* [What you are asked to do]: Search the records for the string "true", then copy each line where it appears.
***
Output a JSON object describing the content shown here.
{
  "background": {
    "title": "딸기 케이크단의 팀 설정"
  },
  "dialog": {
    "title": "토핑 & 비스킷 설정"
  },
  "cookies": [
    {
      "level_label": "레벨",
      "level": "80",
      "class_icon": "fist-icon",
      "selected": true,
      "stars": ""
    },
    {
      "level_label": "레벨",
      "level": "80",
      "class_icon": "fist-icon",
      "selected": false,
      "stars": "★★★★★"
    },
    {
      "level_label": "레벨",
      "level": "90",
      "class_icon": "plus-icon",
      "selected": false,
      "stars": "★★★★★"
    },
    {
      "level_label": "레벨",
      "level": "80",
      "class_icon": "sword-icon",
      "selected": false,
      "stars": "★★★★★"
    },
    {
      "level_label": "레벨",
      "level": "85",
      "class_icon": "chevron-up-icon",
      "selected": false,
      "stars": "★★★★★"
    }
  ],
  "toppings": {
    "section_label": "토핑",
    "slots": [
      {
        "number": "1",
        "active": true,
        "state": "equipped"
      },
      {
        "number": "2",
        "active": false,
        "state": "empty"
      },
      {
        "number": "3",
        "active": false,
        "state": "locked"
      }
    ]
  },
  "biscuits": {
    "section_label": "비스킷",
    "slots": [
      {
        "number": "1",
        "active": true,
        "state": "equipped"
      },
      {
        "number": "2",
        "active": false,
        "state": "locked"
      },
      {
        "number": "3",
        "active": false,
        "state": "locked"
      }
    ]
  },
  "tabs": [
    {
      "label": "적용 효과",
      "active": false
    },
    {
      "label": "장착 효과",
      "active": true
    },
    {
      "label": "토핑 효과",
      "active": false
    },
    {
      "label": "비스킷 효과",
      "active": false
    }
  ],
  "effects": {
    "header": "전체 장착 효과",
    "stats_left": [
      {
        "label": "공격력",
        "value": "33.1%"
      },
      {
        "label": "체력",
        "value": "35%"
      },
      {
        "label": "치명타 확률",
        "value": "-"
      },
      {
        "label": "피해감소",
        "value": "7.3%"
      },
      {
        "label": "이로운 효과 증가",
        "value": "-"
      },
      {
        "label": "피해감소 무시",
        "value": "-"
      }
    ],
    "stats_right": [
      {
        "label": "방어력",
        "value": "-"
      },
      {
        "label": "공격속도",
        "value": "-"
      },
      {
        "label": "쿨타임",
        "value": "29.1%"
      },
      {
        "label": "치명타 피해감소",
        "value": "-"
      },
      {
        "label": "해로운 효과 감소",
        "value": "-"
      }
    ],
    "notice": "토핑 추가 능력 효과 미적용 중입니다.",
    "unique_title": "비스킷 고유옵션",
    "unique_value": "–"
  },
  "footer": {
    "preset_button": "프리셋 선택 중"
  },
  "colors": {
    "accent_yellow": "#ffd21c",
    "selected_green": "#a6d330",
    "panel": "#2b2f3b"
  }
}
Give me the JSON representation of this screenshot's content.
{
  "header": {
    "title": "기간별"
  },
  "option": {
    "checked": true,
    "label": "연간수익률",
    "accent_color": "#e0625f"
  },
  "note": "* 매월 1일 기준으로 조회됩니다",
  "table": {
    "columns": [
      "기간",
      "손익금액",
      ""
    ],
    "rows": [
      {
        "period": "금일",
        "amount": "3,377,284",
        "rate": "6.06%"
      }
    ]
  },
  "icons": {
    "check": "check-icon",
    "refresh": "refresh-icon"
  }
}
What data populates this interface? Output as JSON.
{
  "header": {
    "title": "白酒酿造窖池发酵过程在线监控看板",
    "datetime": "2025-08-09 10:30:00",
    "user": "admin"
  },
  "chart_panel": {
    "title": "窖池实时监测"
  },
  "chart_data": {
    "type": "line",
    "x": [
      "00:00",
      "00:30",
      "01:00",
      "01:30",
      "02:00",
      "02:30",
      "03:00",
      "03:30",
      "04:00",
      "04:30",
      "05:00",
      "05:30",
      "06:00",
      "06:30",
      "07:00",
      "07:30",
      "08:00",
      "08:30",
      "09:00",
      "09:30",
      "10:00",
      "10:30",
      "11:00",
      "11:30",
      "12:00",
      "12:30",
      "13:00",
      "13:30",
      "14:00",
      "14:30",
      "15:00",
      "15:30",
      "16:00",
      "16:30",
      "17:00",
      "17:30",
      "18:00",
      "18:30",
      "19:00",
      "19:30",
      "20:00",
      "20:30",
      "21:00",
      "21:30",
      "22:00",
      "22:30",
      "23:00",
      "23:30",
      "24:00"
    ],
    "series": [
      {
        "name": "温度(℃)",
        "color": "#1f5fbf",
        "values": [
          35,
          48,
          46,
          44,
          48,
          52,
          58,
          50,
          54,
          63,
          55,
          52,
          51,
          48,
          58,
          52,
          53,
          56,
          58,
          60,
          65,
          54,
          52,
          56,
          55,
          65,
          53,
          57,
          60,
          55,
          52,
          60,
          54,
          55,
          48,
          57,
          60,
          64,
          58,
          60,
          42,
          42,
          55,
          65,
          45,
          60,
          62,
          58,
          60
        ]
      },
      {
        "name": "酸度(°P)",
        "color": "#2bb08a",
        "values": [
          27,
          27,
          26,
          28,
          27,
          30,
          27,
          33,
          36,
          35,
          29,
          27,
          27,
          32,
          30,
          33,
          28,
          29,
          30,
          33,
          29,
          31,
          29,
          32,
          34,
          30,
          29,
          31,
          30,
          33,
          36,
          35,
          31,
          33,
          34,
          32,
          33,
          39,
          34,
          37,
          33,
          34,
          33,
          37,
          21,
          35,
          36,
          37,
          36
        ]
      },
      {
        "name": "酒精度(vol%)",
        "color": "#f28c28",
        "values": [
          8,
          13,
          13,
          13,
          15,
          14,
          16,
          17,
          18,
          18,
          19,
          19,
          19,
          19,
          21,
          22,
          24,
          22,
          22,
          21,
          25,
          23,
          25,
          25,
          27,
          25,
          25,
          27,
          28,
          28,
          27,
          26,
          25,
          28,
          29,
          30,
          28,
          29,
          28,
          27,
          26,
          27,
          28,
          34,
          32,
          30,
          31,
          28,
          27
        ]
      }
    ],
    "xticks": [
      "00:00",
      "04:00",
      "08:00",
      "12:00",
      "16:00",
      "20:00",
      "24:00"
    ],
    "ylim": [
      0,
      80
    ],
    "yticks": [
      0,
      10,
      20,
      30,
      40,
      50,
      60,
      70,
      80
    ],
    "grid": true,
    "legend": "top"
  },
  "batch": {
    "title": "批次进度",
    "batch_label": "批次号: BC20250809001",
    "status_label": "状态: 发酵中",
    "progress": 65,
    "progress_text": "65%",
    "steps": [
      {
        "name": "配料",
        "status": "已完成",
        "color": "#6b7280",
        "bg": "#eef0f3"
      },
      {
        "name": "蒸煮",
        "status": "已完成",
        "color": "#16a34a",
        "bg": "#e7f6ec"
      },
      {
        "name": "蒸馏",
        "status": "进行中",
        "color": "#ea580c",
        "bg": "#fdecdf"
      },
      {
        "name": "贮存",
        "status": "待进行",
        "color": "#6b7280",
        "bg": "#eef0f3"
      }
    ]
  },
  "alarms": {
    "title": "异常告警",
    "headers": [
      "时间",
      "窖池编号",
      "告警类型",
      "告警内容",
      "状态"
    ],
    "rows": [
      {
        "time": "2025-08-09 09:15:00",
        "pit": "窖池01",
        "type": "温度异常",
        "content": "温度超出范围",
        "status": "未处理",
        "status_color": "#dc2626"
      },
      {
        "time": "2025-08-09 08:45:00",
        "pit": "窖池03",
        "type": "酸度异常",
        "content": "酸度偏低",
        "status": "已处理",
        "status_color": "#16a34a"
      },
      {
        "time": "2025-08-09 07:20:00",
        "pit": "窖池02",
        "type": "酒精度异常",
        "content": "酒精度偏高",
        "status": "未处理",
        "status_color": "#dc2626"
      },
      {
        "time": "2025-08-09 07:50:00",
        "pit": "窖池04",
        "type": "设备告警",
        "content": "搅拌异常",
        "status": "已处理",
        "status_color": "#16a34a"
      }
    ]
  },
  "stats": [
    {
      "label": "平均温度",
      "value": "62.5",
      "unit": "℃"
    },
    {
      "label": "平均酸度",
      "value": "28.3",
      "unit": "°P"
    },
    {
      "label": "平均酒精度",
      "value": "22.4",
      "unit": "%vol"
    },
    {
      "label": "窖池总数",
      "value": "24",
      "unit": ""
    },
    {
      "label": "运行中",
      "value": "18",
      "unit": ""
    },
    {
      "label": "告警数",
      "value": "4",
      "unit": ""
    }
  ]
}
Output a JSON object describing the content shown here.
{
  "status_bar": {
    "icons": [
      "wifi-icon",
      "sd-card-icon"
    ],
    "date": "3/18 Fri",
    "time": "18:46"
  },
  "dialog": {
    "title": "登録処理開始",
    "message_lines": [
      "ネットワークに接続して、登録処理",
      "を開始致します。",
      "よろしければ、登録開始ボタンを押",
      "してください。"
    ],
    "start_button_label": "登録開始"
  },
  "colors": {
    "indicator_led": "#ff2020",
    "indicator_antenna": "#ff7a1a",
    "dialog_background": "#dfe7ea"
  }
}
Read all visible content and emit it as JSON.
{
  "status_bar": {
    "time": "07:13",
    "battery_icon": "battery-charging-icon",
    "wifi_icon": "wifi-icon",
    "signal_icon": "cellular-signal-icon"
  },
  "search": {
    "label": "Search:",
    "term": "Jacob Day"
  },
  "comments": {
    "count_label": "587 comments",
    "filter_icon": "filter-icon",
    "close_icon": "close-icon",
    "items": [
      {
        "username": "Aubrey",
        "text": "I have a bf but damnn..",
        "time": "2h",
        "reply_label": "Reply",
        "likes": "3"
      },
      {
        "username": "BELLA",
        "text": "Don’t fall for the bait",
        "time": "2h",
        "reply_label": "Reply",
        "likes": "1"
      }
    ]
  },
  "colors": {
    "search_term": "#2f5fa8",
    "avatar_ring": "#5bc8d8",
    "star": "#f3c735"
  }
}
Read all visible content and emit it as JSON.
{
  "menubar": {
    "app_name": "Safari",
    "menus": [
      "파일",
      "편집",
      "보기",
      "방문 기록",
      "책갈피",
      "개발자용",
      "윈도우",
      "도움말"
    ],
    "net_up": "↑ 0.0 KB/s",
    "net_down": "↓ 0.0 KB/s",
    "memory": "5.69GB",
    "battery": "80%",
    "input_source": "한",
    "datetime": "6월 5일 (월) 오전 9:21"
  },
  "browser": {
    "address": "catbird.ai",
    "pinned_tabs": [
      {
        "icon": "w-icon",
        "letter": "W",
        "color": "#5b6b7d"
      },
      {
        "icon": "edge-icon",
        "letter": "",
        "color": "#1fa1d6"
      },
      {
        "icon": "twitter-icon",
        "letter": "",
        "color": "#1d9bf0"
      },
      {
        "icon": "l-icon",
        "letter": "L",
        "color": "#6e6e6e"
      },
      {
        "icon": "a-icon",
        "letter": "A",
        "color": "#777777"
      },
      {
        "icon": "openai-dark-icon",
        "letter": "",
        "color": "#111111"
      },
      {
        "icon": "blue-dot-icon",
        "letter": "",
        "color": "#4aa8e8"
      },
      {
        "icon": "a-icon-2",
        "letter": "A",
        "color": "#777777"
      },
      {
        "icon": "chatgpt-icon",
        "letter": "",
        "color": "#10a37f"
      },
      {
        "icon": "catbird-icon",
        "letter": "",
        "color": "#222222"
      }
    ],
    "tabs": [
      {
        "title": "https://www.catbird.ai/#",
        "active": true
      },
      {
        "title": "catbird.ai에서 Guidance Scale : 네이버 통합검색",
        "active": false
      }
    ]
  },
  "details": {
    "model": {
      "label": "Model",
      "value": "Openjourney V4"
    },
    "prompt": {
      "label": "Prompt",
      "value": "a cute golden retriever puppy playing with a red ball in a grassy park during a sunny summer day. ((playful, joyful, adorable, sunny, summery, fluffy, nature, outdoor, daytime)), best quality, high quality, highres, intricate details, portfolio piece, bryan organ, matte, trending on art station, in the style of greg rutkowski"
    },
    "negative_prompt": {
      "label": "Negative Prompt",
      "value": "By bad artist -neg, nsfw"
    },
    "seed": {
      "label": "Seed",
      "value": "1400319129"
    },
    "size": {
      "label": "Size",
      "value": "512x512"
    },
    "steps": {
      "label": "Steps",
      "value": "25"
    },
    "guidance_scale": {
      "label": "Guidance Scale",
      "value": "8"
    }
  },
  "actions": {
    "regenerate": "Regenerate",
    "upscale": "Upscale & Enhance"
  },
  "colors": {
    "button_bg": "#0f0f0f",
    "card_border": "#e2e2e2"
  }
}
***
* [Response]:
      "selected": true,
        "active": true,
        "active": true,
      "active": true
    "checked": true,
    "grid": true,
        "active": true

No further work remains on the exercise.